[PROBLEM] Omit all pictures and give the records below again exactly as written.
---
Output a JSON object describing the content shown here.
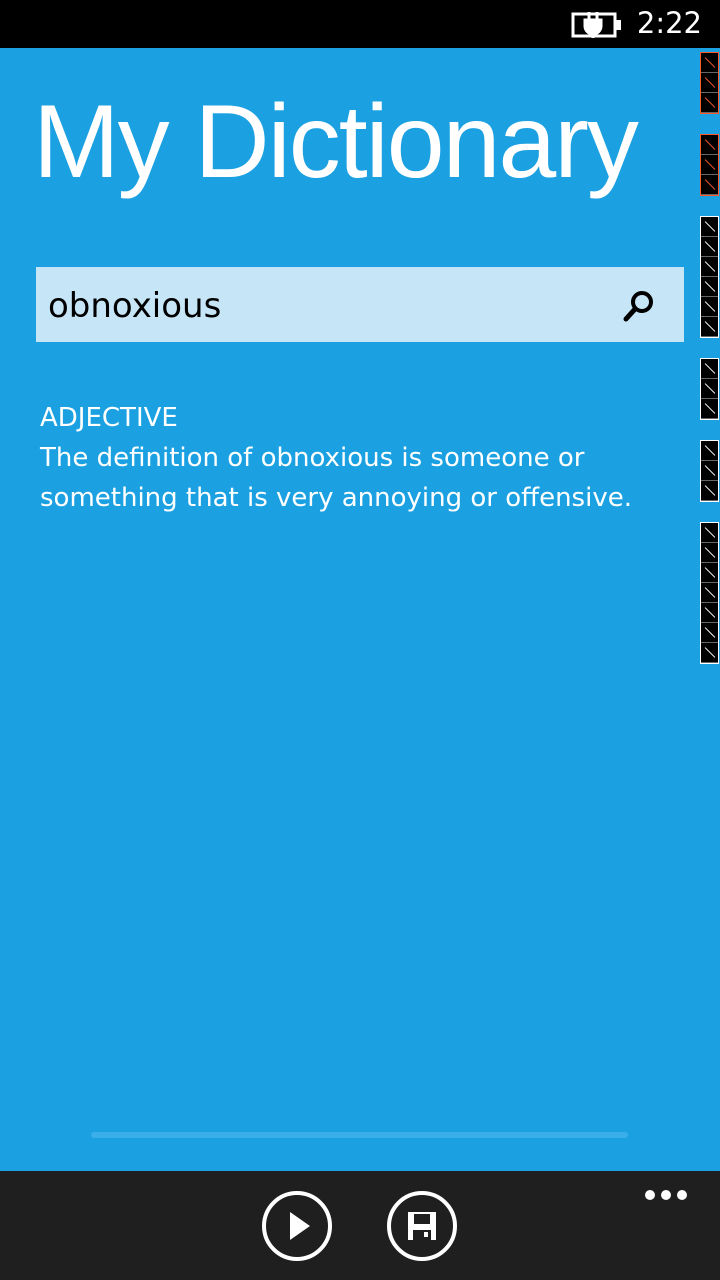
{
  "status_bar": {
    "time": "2:22",
    "icons": [
      "battery-charging-icon"
    ]
  },
  "app": {
    "title": "My Dictionary"
  },
  "search": {
    "value": "obnoxious",
    "icon": "search-icon"
  },
  "definition": {
    "part_of_speech": "ADJECTIVE",
    "text": "The definition of obnoxious is someone or something that is very annoying or offensive."
  },
  "app_bar": {
    "buttons": [
      {
        "name": "play-button",
        "icon": "play-icon"
      },
      {
        "name": "save-button",
        "icon": "save-icon"
      }
    ],
    "more_icon": "more-icon"
  },
  "colors": {
    "accent": "#1ba1e2",
    "search_background": "#c6e6f7",
    "app_bar_background": "#1f1f1f",
    "status_bar_background": "#000000"
  }
}
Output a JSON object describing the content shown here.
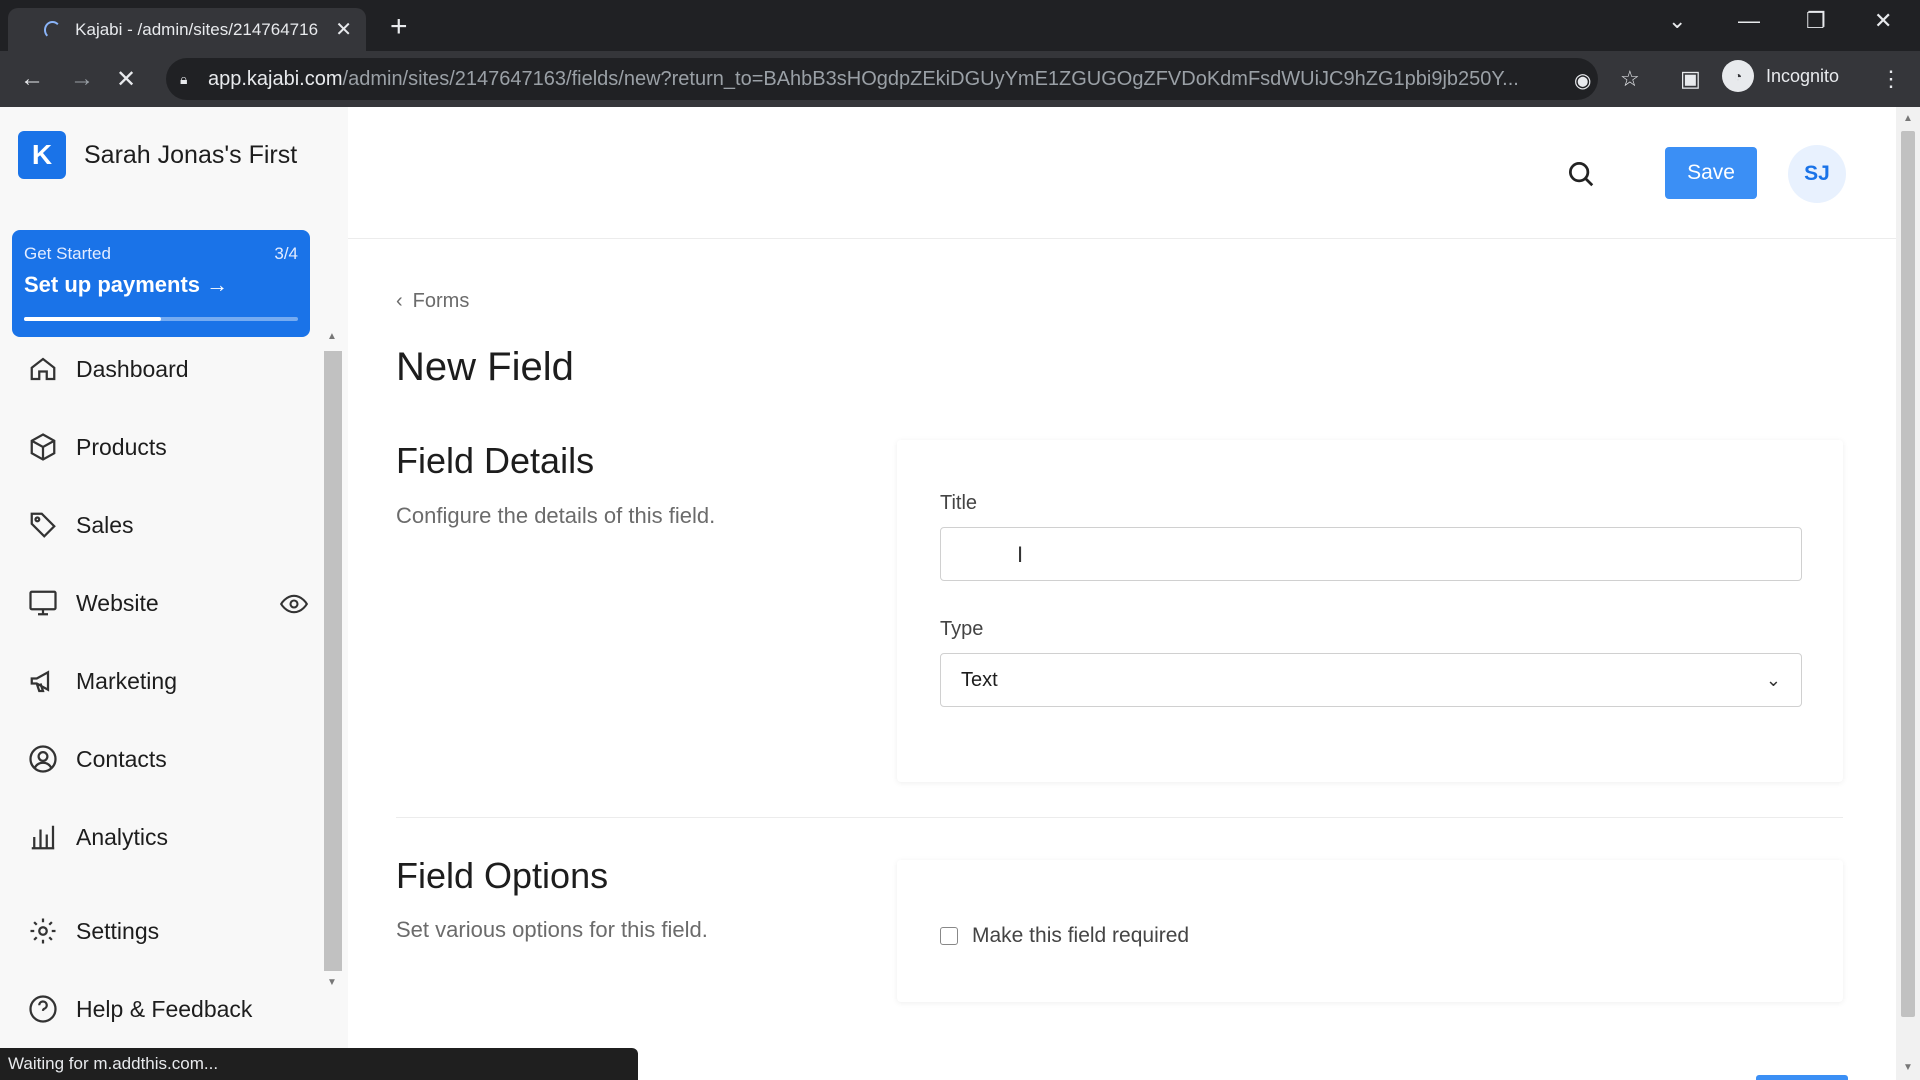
{
  "browser": {
    "tab_title": "Kajabi - /admin/sites/214764716",
    "url_host": "app.kajabi.com",
    "url_path": "/admin/sites/2147647163/fields/new?return_to=BAhbB3sHOgdpZEkiDGUyYmE1ZGUGOgZFVDoKdmFsdWUiJC9hZG1pbi9jb250Y...",
    "profile_label": "Incognito",
    "status_text": "Waiting for m.addthis.com..."
  },
  "sidebar": {
    "site_name": "Sarah Jonas's First",
    "get_started": {
      "label": "Get Started",
      "progress_text": "3/4",
      "action": "Set up payments",
      "progress": 0.5
    },
    "items": [
      {
        "label": "Dashboard",
        "icon": "home-icon"
      },
      {
        "label": "Products",
        "icon": "box-icon"
      },
      {
        "label": "Sales",
        "icon": "tag-icon"
      },
      {
        "label": "Website",
        "icon": "monitor-icon"
      },
      {
        "label": "Marketing",
        "icon": "megaphone-icon"
      },
      {
        "label": "Contacts",
        "icon": "user-circle-icon"
      },
      {
        "label": "Analytics",
        "icon": "bar-chart-icon"
      },
      {
        "label": "Settings",
        "icon": "gear-icon"
      },
      {
        "label": "Help & Feedback",
        "icon": "help-icon"
      }
    ]
  },
  "header": {
    "save_label": "Save",
    "avatar_initials": "SJ"
  },
  "main": {
    "breadcrumb": "Forms",
    "page_title": "New Field",
    "details": {
      "title": "Field Details",
      "description": "Configure the details of this field.",
      "title_label": "Title",
      "title_value": "",
      "type_label": "Type",
      "type_value": "Text"
    },
    "options": {
      "title": "Field Options",
      "description": "Set various options for this field.",
      "required_label": "Make this field required",
      "required_checked": false
    }
  },
  "colors": {
    "accent": "#3b8ff5",
    "brand": "#1a73e8"
  }
}
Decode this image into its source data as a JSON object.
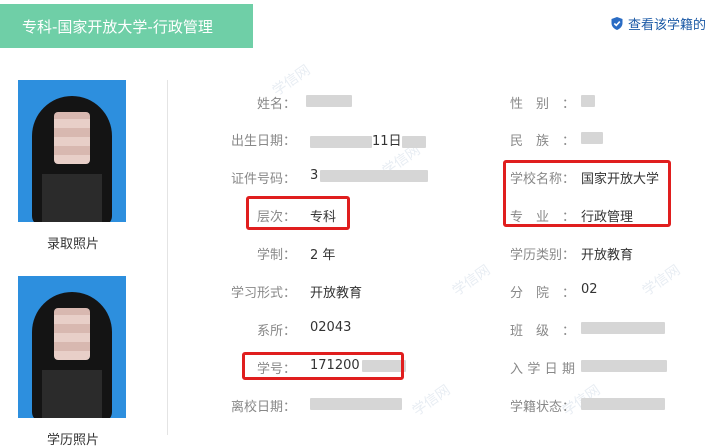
{
  "header": {
    "title": "专科-国家开放大学-行政管理",
    "verify_link": "查看该学籍的"
  },
  "photos": {
    "admission_label": "录取照片",
    "degree_label": "学历照片"
  },
  "watermark_text": "学信网",
  "fields": {
    "name": {
      "label": "姓名：",
      "value": ""
    },
    "gender": {
      "label": "性别：",
      "value": ""
    },
    "birth_date": {
      "label": "出生日期：",
      "value": "11日"
    },
    "ethnicity": {
      "label": "民族：",
      "value": ""
    },
    "id_number": {
      "label": "证件号码：",
      "value": "3"
    },
    "school": {
      "label": "学校名称：",
      "value": "国家开放大学"
    },
    "level": {
      "label": "层次：",
      "value": "专科"
    },
    "major": {
      "label": "专业：",
      "value": "行政管理"
    },
    "duration": {
      "label": "学制：",
      "value": "2 年"
    },
    "edu_type": {
      "label": "学历类别：",
      "value": "开放教育"
    },
    "study_form": {
      "label": "学习形式：",
      "value": "开放教育"
    },
    "branch": {
      "label": "分院：",
      "value": "02"
    },
    "department": {
      "label": "系所：",
      "value": "02043"
    },
    "class": {
      "label": "班级：",
      "value": ""
    },
    "student_id": {
      "label": "学号：",
      "value": "171200"
    },
    "enroll_date": {
      "label": "入学日期",
      "value": ""
    },
    "leave_date": {
      "label": "离校日期：",
      "value": ""
    },
    "status": {
      "label": "学籍状态：",
      "value": ""
    }
  },
  "colors": {
    "header_bg": "#6fcfa7",
    "highlight": "#e01e1e",
    "link": "#1c5aa6"
  }
}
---
[ANSWER BOX]
Output a JSON object describing the content shown here.
{
  "status_bar": {
    "time": "2:22",
    "icons": [
      "battery-charging-icon"
    ]
  },
  "app": {
    "title": "My Dictionary"
  },
  "search": {
    "value": "obnoxious",
    "icon": "search-icon"
  },
  "definition": {
    "part_of_speech": "ADJECTIVE",
    "text": "The definition of obnoxious is someone or something that is very annoying or offensive."
  },
  "app_bar": {
    "buttons": [
      {
        "name": "play-button",
        "icon": "play-icon"
      },
      {
        "name": "save-button",
        "icon": "save-icon"
      }
    ],
    "more_icon": "more-icon"
  },
  "colors": {
    "accent": "#1ba1e2",
    "search_background": "#c6e6f7",
    "app_bar_background": "#1f1f1f",
    "status_bar_background": "#000000"
  }
}
Output a JSON object describing the content shown here.
{
  "browser": {
    "tab_title": "Kajabi - /admin/sites/214764716",
    "url_host": "app.kajabi.com",
    "url_path": "/admin/sites/2147647163/fields/new?return_to=BAhbB3sHOgdpZEkiDGUyYmE1ZGUGOgZFVDoKdmFsdWUiJC9hZG1pbi9jb250Y...",
    "profile_label": "Incognito",
    "status_text": "Waiting for m.addthis.com..."
  },
  "sidebar": {
    "site_name": "Sarah Jonas's First",
    "get_started": {
      "label": "Get Started",
      "progress_text": "3/4",
      "action": "Set up payments",
      "progress": 0.5
    },
    "items": [
      {
        "label": "Dashboard",
        "icon": "home-icon"
      },
      {
        "label": "Products",
        "icon": "box-icon"
      },
      {
        "label": "Sales",
        "icon": "tag-icon"
      },
      {
        "label": "Website",
        "icon": "monitor-icon"
      },
      {
        "label": "Marketing",
        "icon": "megaphone-icon"
      },
      {
        "label": "Contacts",
        "icon": "user-circle-icon"
      },
      {
        "label": "Analytics",
        "icon": "bar-chart-icon"
      },
      {
        "label": "Settings",
        "icon": "gear-icon"
      },
      {
        "label": "Help & Feedback",
        "icon": "help-icon"
      }
    ]
  },
  "header": {
    "save_label": "Save",
    "avatar_initials": "SJ"
  },
  "main": {
    "breadcrumb": "Forms",
    "page_title": "New Field",
    "details": {
      "title": "Field Details",
      "description": "Configure the details of this field.",
      "title_label": "Title",
      "title_value": "",
      "type_label": "Type",
      "type_value": "Text"
    },
    "options": {
      "title": "Field Options",
      "description": "Set various options for this field.",
      "required_label": "Make this field required",
      "required_checked": false
    }
  },
  "colors": {
    "accent": "#3b8ff5",
    "brand": "#1a73e8"
  }
}
Decode this image into its source data as a JSON object.
{
  "header": {
    "title": "专科-国家开放大学-行政管理",
    "verify_link": "查看该学籍的"
  },
  "photos": {
    "admission_label": "录取照片",
    "degree_label": "学历照片"
  },
  "watermark_text": "学信网",
  "fields": {
    "name": {
      "label": "姓名：",
      "value": ""
    },
    "gender": {
      "label": "性别：",
      "value": ""
    },
    "birth_date": {
      "label": "出生日期：",
      "value": "11日"
    },
    "ethnicity": {
      "label": "民族：",
      "value": ""
    },
    "id_number": {
      "label": "证件号码：",
      "value": "3"
    },
    "school": {
      "label": "学校名称：",
      "value": "国家开放大学"
    },
    "level": {
      "label": "层次：",
      "value": "专科"
    },
    "major": {
      "label": "专业：",
      "value": "行政管理"
    },
    "duration": {
      "label": "学制：",
      "value": "2 年"
    },
    "edu_type": {
      "label": "学历类别：",
      "value": "开放教育"
    },
    "study_form": {
      "label": "学习形式：",
      "value": "开放教育"
    },
    "branch": {
      "label": "分院：",
      "value": "02"
    },
    "department": {
      "label": "系所：",
      "value": "02043"
    },
    "class": {
      "label": "班级：",
      "value": ""
    },
    "student_id": {
      "label": "学号：",
      "value": "171200"
    },
    "enroll_date": {
      "label": "入学日期",
      "value": ""
    },
    "leave_date": {
      "label": "离校日期：",
      "value": ""
    },
    "status": {
      "label": "学籍状态：",
      "value": ""
    }
  },
  "colors": {
    "header_bg": "#6fcfa7",
    "highlight": "#e01e1e",
    "link": "#1c5aa6"
  }
}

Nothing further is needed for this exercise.